This is the last of the three day Pagan holiday called Samhuinn. Most of you know it as Halloween. I’m sure you at least acknowledged Halloween even if you didn’t participate in it. The sad thing is, most of what this holiday is really about has been lost. Whether it is lost through ignorance or design, I don’t know, but it is lost.
Putting the meaning back into Halloween.
Samhuinn is where Halloween came from. When the Christian church began to take over from Paganism, they had a difficult time getting the people to let go of certain holidays. The answer to this problem was to keep the holiday, but change the names (to protect the innocent?) and the focus. The three days of Samhuinn became All Hallowed Eve, All Saints Day, and All Souls Day. Now about the only thing left is All Hallowed Eve, or Halloween.
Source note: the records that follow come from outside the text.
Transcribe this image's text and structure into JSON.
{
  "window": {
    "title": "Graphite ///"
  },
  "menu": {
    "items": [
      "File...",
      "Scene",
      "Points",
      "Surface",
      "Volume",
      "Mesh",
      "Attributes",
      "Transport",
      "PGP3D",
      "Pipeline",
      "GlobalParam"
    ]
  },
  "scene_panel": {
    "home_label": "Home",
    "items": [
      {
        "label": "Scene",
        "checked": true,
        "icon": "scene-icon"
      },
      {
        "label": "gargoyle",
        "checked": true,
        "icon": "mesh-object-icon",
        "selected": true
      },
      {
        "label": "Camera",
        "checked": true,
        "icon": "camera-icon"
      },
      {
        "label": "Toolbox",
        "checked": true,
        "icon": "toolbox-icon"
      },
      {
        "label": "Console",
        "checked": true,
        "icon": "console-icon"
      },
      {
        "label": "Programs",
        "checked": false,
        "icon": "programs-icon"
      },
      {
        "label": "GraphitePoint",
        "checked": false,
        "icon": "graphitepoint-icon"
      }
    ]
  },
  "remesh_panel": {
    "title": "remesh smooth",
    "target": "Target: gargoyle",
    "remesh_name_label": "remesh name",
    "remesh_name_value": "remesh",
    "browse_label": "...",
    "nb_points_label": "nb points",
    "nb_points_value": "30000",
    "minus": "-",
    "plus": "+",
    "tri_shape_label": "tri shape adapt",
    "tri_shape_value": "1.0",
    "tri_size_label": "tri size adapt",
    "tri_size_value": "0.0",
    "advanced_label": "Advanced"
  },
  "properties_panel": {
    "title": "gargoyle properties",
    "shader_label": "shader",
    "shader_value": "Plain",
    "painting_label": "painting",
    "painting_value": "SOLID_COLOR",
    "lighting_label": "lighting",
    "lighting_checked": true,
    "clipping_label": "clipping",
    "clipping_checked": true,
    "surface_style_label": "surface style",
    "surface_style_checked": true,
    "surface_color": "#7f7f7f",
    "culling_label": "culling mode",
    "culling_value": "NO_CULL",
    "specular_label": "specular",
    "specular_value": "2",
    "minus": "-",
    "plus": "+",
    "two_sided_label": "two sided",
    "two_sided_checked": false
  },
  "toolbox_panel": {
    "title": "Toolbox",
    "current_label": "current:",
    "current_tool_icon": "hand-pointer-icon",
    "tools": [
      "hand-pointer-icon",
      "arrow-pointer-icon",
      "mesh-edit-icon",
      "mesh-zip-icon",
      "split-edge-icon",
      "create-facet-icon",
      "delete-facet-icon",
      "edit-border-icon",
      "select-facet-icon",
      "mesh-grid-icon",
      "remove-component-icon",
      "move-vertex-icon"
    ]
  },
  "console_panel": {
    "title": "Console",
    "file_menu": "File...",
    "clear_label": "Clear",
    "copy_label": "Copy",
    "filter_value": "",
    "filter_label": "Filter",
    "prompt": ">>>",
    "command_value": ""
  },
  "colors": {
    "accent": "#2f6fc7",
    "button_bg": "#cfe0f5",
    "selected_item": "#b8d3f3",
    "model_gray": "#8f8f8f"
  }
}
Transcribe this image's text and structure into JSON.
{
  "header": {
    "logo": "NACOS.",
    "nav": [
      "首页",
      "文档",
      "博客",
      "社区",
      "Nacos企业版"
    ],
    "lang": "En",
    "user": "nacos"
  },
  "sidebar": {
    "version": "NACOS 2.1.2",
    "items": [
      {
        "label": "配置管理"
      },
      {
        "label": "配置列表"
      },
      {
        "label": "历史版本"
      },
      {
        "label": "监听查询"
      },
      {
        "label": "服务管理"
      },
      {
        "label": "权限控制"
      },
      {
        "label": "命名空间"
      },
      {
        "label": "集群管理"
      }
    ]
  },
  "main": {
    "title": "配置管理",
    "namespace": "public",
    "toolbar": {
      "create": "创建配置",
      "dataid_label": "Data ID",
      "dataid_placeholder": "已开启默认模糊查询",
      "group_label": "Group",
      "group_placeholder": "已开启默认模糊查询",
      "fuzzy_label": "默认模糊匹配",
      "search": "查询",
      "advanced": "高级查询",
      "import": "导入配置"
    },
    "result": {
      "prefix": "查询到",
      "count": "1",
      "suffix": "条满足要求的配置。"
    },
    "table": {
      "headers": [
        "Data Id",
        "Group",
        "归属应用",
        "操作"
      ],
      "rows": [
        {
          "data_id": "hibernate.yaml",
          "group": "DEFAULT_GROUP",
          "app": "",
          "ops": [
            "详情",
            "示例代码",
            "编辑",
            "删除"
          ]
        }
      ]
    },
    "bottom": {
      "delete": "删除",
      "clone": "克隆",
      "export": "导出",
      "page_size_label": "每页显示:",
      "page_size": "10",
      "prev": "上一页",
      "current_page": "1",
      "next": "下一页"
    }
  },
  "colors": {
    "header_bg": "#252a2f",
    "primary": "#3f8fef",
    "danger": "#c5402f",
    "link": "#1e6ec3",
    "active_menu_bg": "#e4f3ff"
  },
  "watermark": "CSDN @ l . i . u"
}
Very simply, one of the main ideas behind Samhuinn is that it is a thin time. A thin time is when the veil between this word and the world of the dead “thins” and those on either side can walk in the other world. This is what is behind the whole dead rising and spirits walking on Halloween night. It is the dead who have crossed from their world to ours.
Now most people would be a bit concerned about this and people were back in the old days as well. Wearing masks was to keep the dead from recognizing you and taking you away. The fear, however, was not the focus. The focus was on remembering those who have gone before and their part in our lives.
My wife and I celebrated the rite of Samhuinn on Halloween night. After all the trick or treaters were done, we cast our circle and did our ritual. The part that was most meaningful was taking the time to sit and remember out loud our mothers, fathers, grandmothers, and grandfathers. We remembered who they were, good and bad, and how they helped to shape our lives.
At one point we talked about how both of us no doubt had relatives in the past that celebrated Samhuinn in this same way. To think that hundreds of years ago, someone sat with the same signs and offerings, saying much the same things, made us feel connected.
Like Christmas, Halloween has lost much of what it was really about. Instead of spending time remembering our loved ones, and not so loved, that have gone before and how they impacted our lives, we have commercialized it and turned into something that really has no meaning.
Perhaps this coming Thanksgiving, at least for those living in the US, you can take some time to remember those who have gone before. What is it you have to give thanks for?
For us Pagans, the next big holiday is winter solstice. Again, it has been taken over by another holiday, I already mentioned, that has lost nearly all its meaning. I urge you to do some investigating and see if you can find a reason to celebrate midwinter night, with us.